putting myself out there
I wrote this poem six years ago. It’s in response to the way male medical professionals have treated women both here and abroad for centuries. I confront the icon of the stork, which has characterized birth in so many ways. It’s a cheap substitute that covers up the realities that surround birth. He represents the voice of critics that have shamed women for their bodies and birth experiences. I am involved in development work and have seen the brazen and cruel way in which women are treated around the world, especially if they are poor. My own birth experiences reflected the same treatment. This is for the ones whose journey to motherhood was not instagram perfect.
Driving through the high desert is my favorite place in the world to decompress. I come out here when a decision feels hazy or when my heart feels heavy. Tonight it was the latter. The road out here is endless and gives you the space to think, something a bedroom can’t compete with.
Contrary to popular opinion, Americans are not the most well-respected foreigners abroad. Being a “USA”, according to my entry documents, Hong Kong was less than impressed with the super-charged culture clash that comes with a twenty-something-year-old American discovering herself in such an environment. I worked hard to disprove some of these notions by partaking in local rituals and learning what I could of the language. I greeted the elders and showed my respect as best I could. In the end, I really couldn’t take the American out of the girl, as it were.
Musings from an Insomniac

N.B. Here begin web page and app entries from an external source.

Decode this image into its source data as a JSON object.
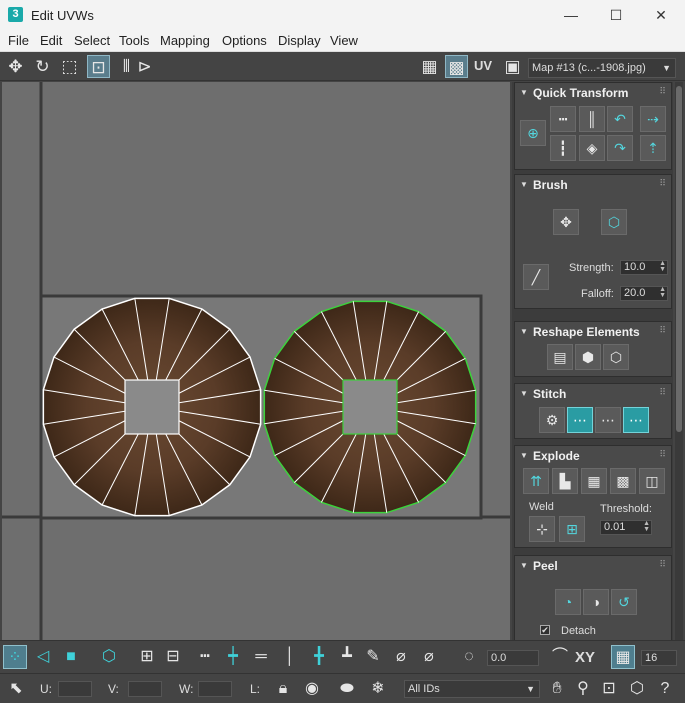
{
  "window": {
    "title": "Edit UVWs",
    "app_icon_text": "3",
    "minimize": "—",
    "maximize": "☐",
    "close": "✕"
  },
  "menu": [
    "File",
    "Edit",
    "Select",
    "Tools",
    "Mapping",
    "Options",
    "Display",
    "View"
  ],
  "toolbar": {
    "uv_label": "UV",
    "map_select": "Map #13 (c...-1908.jpg)"
  },
  "panel": {
    "quick_transform": {
      "title": "Quick Transform"
    },
    "brush": {
      "title": "Brush",
      "strength_label": "Strength:",
      "strength_value": "10.0",
      "falloff_label": "Falloff:",
      "falloff_value": "20.0"
    },
    "reshape": {
      "title": "Reshape Elements"
    },
    "stitch": {
      "title": "Stitch"
    },
    "explode": {
      "title": "Explode",
      "weld_label": "Weld",
      "threshold_label": "Threshold:",
      "threshold_value": "0.01"
    },
    "peel": {
      "title": "Peel",
      "detach_label": "Detach",
      "detach_checked": "✔"
    }
  },
  "bottom": {
    "angle_value": "0.0",
    "xy_label": "XY",
    "grid_value": "16",
    "u_label": "U:",
    "v_label": "V:",
    "w_label": "W:",
    "l_label": "L:",
    "ids_select": "All IDs"
  },
  "colors": {
    "accent": "#1aa9a9",
    "selected_edge": "#3cd23c",
    "viewport_bg": "#6e6e6e",
    "panel_bg": "#3c3c3c"
  }
}
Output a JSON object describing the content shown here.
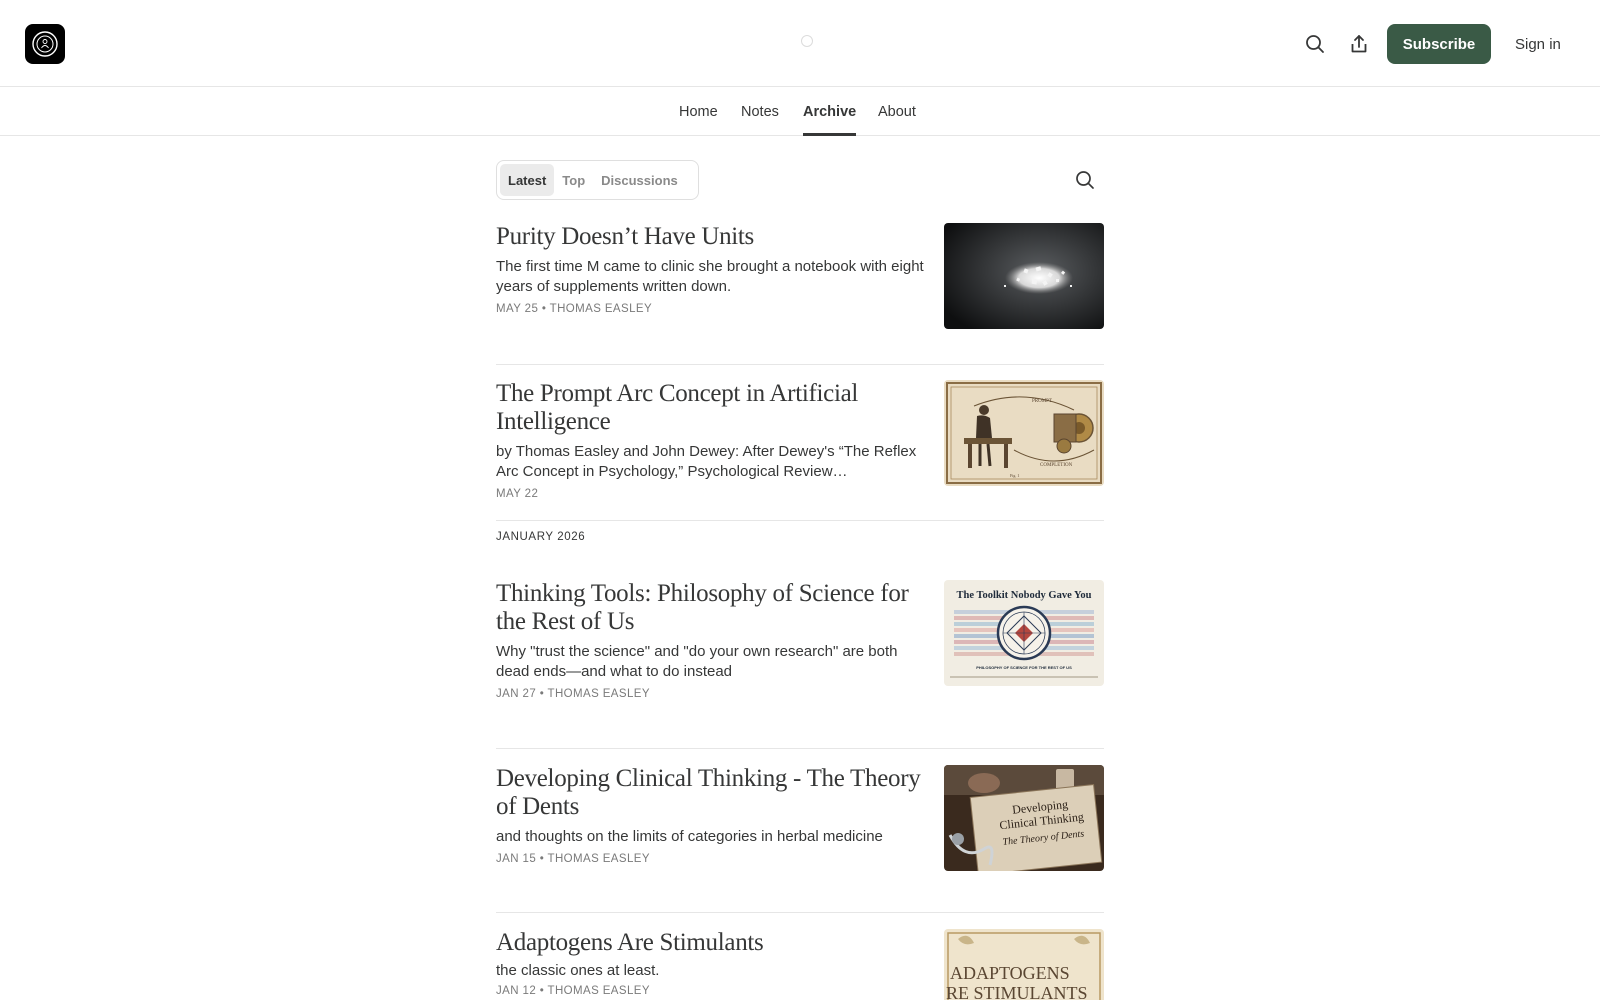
{
  "header": {
    "logo_icon": "publication-logo-icon",
    "search_icon": "search-icon",
    "share_icon": "share-icon",
    "subscribe_label": "Subscribe",
    "signin_label": "Sign in",
    "accent_color": "#3a5a46"
  },
  "nav": {
    "items": [
      {
        "label": "Home"
      },
      {
        "label": "Notes"
      },
      {
        "label": "Archive",
        "active": true
      },
      {
        "label": "About"
      }
    ]
  },
  "archive": {
    "tabs": [
      {
        "label": "Latest",
        "active": true
      },
      {
        "label": "Top"
      },
      {
        "label": "Discussions"
      }
    ],
    "search_icon": "search-icon",
    "month_label": "JANUARY 2026",
    "posts": [
      {
        "title": "Purity Doesn’t Have Units",
        "subtitle": "The first time M came to clinic she brought a notebook with eight years of supplements written down.",
        "date": "MAY 25",
        "author": "THOMAS EASLEY"
      },
      {
        "title": "The Prompt Arc Concept in Artificial Intelligence",
        "subtitle": "by Thomas Easley and John Dewey: After Dewey's “The Reflex Arc Concept in Psychology,” Psychological Review…",
        "date": "MAY 22",
        "author": "",
        "thumb_labels": [
          "PROMPT",
          "COMPLETION",
          "Fig. 1"
        ]
      },
      {
        "title": "Thinking Tools: Philosophy of Science for the Rest of Us",
        "subtitle": "Why \"trust the science\" and \"do your own research\" are both dead ends—and what to do instead",
        "date": "JAN 27",
        "author": "THOMAS EASLEY",
        "thumb_title": "The Toolkit Nobody Gave You",
        "thumb_caption": "PHILOSOPHY OF SCIENCE FOR THE REST OF US"
      },
      {
        "title": "Developing Clinical Thinking - The Theory of Dents",
        "subtitle": "and thoughts on the limits of categories in herbal medicine",
        "date": "JAN 15",
        "author": "THOMAS EASLEY",
        "thumb_title_1": "Developing",
        "thumb_title_2": "Clinical Thinking",
        "thumb_title_3": "The Theory of Dents"
      },
      {
        "title": "Adaptogens Are Stimulants",
        "subtitle": "the classic ones at least.",
        "date": "JAN 12",
        "author": "THOMAS EASLEY",
        "thumb_title_1": "ADAPTOGENS",
        "thumb_title_2": "RE STIMULANTS"
      }
    ]
  }
}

It has always started with the birds. As far back as I can remember, the birds have been the soundtrack to my surrender, the inevitability of the dawn. I wrestle with trying to shut them out as much as I wrestle with the idea of getting out of bed and taking a brisk walk around my sleepy neighborhood.